Zverev still had his chances, even when he fell behind 2-1 in the fifth set. He had to feel pretty good about his chances when he took a triple break point lead against Alcaraz’s serve and appeared ready to even the set at 2-2. Even after Carlos came up with a winner to bring the  game score to double break point.

Zverev still was ready to even the entire match.

That’s when everything seemed to go haywire for the German, while all the while, Alcaraz was able to repeatedly come up with his magical shots as the Spaniard made critical shots that looked almost impossible to make.


Everything for Zverev was lost in the magical racket of Alcaraz.

What was then initially called a game-ending Alcaraz double fault and a 2-2 deadlock quicky reversed itself and Alcaraz stayed alive by winning the next three points while taking a 3-1 advantage.

Zverev did get back to a 3-2 deficit and had a break point in the sixth game, but that was it for the hopes of Zverev. The last two games went rather easily in favor of Alcaraz to wrap up a 6-3, 2-6, 5-7, 6-1, 6-2 victory for Alcaraz.

That moved the Spaniard to a higher level of success on the ATP Tour. He became the youngest man to win Grand Slam titles on all of the different surfaces, clay, grass and hard courts.

Carlos Alcaraz and his magical racket appear to be headed for greatness.

James Beck was the 2003 winner of the USTA National Media Award  for print media. A 1995 MBA graduate of The Citadel, he can be reached at 

Continue Reading


Tsitsipas Brothers Hit With Trio Of Fines At French Open



Stefanos Tsitsipas and his brother Petros have been fined more than 20,000 euros for multiple violations of the coaching rules at this year’s French Open. 

The brothers received a financial penalty during three different matches that they played in. Two of those were in the second and third rounds of the men’s doubles tournament. Furthermore, Stefanos was also penalised during his singles quarter-final match against Carlos Alcaraz, which he lost in straight sets. According to French newspaper L’Equipe, all three of those fines were issued as a result of coaching rules being broken.

Ironically, coaching is allowed during matches at the French Open but certain rules must be followed. ‘Verbal’ coaching can only be issued from the coaches and their team if they are sitting in the designated player’s box. Instructions must be limited to a few words and can only be given if the player is in the same half of the court as their coach. Although non-verbal coaching is allowed regardless of what side the player is on. Finally, players can’t start a conversation with their coach unless it is during a medical break, a bathroom break or when their opponent is changing clothes.

However, the Tsitsipas brothers have been found in violation of these rules, which is likely due to their animated father in the stands who is also their coach. Apostolos Tsitsipas has been given coaching violations in the past at other events, including the 2022 Australian Open. 

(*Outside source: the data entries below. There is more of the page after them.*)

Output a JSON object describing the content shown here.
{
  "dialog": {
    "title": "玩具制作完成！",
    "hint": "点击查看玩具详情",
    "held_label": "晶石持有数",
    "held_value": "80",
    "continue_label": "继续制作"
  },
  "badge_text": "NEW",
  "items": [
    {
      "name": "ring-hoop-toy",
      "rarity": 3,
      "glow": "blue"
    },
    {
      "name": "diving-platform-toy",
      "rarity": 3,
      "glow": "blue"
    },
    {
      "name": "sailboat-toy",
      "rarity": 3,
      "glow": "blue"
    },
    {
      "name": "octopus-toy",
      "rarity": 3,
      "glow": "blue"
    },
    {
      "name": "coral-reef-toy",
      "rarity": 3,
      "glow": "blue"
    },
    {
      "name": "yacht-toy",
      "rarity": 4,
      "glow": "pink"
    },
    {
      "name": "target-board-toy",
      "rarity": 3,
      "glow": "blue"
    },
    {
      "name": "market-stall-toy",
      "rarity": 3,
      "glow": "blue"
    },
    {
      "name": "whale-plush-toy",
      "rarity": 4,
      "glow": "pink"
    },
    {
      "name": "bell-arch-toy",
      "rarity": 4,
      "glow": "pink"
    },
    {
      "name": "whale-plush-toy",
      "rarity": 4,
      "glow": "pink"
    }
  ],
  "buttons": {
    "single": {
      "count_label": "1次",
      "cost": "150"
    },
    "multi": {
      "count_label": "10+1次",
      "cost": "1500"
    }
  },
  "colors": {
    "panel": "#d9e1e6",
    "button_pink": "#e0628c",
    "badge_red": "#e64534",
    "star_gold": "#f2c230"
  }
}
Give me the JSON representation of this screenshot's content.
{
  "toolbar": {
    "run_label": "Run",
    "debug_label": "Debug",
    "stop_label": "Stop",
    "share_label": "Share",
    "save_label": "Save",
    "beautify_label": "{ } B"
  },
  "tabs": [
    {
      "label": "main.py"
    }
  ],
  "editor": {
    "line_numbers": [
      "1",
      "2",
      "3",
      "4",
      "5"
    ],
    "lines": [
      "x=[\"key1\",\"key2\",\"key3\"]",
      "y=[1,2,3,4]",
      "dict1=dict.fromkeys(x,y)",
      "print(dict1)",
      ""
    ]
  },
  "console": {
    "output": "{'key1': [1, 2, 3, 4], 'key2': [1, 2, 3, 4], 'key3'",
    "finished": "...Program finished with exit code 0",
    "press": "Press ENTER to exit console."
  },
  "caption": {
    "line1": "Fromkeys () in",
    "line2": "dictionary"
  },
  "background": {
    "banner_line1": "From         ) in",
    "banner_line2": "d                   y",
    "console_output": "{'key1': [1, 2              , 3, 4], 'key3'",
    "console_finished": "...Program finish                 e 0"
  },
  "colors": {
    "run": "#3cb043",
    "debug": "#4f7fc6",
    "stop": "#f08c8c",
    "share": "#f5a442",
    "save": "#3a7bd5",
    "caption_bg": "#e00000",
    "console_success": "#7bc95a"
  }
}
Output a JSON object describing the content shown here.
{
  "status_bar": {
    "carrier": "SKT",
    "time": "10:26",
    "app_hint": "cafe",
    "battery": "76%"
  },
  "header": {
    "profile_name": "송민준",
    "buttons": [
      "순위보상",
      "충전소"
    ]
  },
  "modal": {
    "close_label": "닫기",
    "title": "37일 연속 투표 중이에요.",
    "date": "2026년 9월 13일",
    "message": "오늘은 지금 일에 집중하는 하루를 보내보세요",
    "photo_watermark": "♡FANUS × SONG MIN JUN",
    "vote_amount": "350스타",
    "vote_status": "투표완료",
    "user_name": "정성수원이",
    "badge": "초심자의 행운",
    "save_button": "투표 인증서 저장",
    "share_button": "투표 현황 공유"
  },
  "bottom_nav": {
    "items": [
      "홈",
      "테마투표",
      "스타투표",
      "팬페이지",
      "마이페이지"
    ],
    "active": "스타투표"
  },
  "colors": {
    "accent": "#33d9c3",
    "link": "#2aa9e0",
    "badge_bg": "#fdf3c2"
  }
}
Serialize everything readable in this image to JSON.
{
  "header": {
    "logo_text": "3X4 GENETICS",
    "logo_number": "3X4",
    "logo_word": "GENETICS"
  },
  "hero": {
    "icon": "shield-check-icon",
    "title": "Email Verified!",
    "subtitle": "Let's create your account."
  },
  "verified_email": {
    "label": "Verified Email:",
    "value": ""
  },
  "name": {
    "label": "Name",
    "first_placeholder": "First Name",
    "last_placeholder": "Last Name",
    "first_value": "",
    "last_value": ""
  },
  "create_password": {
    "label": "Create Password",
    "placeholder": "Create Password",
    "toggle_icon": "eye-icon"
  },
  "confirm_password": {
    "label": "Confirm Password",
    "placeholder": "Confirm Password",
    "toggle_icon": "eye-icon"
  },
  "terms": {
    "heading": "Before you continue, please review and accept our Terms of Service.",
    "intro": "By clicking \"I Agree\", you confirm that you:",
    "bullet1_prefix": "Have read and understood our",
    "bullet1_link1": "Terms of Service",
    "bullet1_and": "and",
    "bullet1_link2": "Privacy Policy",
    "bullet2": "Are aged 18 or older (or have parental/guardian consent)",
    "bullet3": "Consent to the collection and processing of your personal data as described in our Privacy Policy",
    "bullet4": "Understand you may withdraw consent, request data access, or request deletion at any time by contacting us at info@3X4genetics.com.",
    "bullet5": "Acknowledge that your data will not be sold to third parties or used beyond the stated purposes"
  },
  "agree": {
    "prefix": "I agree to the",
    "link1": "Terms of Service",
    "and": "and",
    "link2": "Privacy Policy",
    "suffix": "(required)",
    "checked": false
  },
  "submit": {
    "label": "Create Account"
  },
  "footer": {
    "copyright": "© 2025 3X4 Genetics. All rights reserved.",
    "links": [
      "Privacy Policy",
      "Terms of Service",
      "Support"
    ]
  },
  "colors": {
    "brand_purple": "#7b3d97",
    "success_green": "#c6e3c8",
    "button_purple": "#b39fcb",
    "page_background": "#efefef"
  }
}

The value of the fines are €4,600 and €9,200 for the Tsitsipas brothers in the doubles, as well as an additional €7,400 just for Stefanos in the singles. In total, the value of their fines is €21,200. However, the penalty is unlikely to have an impact on the duo whose combined earnings for playing in this year’s French Open amount to roughly €495,000. 

So far in the tournament, the highest single fine to be issued this year was against Terence Atmane who hit a ball out of frustration that struck a fan in the stands. Atmane, who later apologised for his actions, managed to avoid getting disqualified from the match. Instead, he was fined €23,000. 

Continue Reading